One of my first assignments after coming onboard with Boomer Consulting, Inc. was to formalize the process for creating Strategic Guides. We had already published the Guide to Strategic Planning and the Guide to Outsourcing which served as good templates but there was no formal documented process. With four new guides in the pipeline and different members of the Boomer Team assigned as authors for each of the guides, it became apparent that we needed a formal process. With our repeatable process identified, I set out to talk to the key people involved in the process.

Through interviews with internal Boomer personnel, representatives from our Marketing/Design firm, and representatives from other organizations that publish similar products on a regular basis, I was able to identify key areas for improvement, consolidate overlapping steps, and eliminate unnecessary tasks. Further, we identified some steps that we had been trying to complete in house that would be more efficiently completed by our Marketing/Design firm. We opted to leave all of the design to the 3rd party firm since it is not what we do. The information gathered during these interviews was the basis for documenting the process. The document included process flows, textual descriptions for steps that required further clarification including parties involved, and a timeline of when each step should be completed.
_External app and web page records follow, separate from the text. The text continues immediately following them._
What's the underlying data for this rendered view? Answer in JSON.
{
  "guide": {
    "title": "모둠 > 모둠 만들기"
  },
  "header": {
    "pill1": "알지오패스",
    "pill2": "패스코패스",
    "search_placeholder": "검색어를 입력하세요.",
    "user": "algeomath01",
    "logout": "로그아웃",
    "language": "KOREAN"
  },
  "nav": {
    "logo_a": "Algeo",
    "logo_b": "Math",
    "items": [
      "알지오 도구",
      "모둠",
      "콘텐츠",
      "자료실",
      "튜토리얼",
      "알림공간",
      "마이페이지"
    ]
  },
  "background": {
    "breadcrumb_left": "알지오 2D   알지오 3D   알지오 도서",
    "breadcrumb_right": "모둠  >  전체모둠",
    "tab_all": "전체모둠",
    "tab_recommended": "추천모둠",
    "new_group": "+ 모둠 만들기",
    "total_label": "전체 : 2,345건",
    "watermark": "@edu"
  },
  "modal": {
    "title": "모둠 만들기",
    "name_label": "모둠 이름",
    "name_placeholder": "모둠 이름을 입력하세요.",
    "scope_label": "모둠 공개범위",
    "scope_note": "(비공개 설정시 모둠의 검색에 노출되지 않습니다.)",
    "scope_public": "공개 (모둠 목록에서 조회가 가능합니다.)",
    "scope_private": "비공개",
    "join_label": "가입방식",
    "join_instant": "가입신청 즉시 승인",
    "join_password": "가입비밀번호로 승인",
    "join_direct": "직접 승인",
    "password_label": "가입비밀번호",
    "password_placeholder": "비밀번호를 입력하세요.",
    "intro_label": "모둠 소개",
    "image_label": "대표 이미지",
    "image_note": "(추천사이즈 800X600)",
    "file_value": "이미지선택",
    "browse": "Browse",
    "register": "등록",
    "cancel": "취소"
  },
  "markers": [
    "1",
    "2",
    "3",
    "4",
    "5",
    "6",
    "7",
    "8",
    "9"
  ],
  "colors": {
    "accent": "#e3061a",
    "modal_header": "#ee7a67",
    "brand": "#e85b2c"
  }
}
Once we had our process in writing, it was presented in a staff meeting where we solicited feedback and suggested improvements. With everyone providing input, it was relatively easy to get buy in from the entire organization. We are now ready to put our process to use as we move forward with creating new guides on a quarterly basis.

You may like these other stories...

Clawback policies vary by company, industry: PwCAccording to a report issued to clients by PwC on April 17, companies have instituted a wide range of so-called clawback policies – with no two exactly alike – in...
For the first time in the five-year history of’s rankings of the top 50 accounting firms to work for in North America, a firm has held the top spot as best accounting employer for two consecutive years....
With tomorrow being Tax Day, you might see some procrastinators at your office filling out forms, printing out paperwork, or getting last-minute tax advice from their accountant so they can meet the IRS’s filing...

Upcoming CPE Webinars

Apr 22
Is everyone at your organization meeting your client service expectations? Let client service expert, Kristen Rampe, CPA help you establish a reputation of top-tier service in every facet of your firm during this one hour webinar.
Apr 24
In this session Excel expert David Ringstrom, CPA introduces you to a powerful but underutilized macro feature in Excel.
Apr 25
This material focuses on the principles of accounting for non-profit organizations' revenues. It will include discussions of revenue recognition for cash and non-cash contributions as well as other revenues commonly received by non-profit organizations.
Apr 30
During the second session of a four-part series on Individual Leadership, the focus will be on time management- a critical success factor for effective leadership. Each person has 24 hours of time to spend each day; the key is making wise investments and knowing what investments yield the greatest return.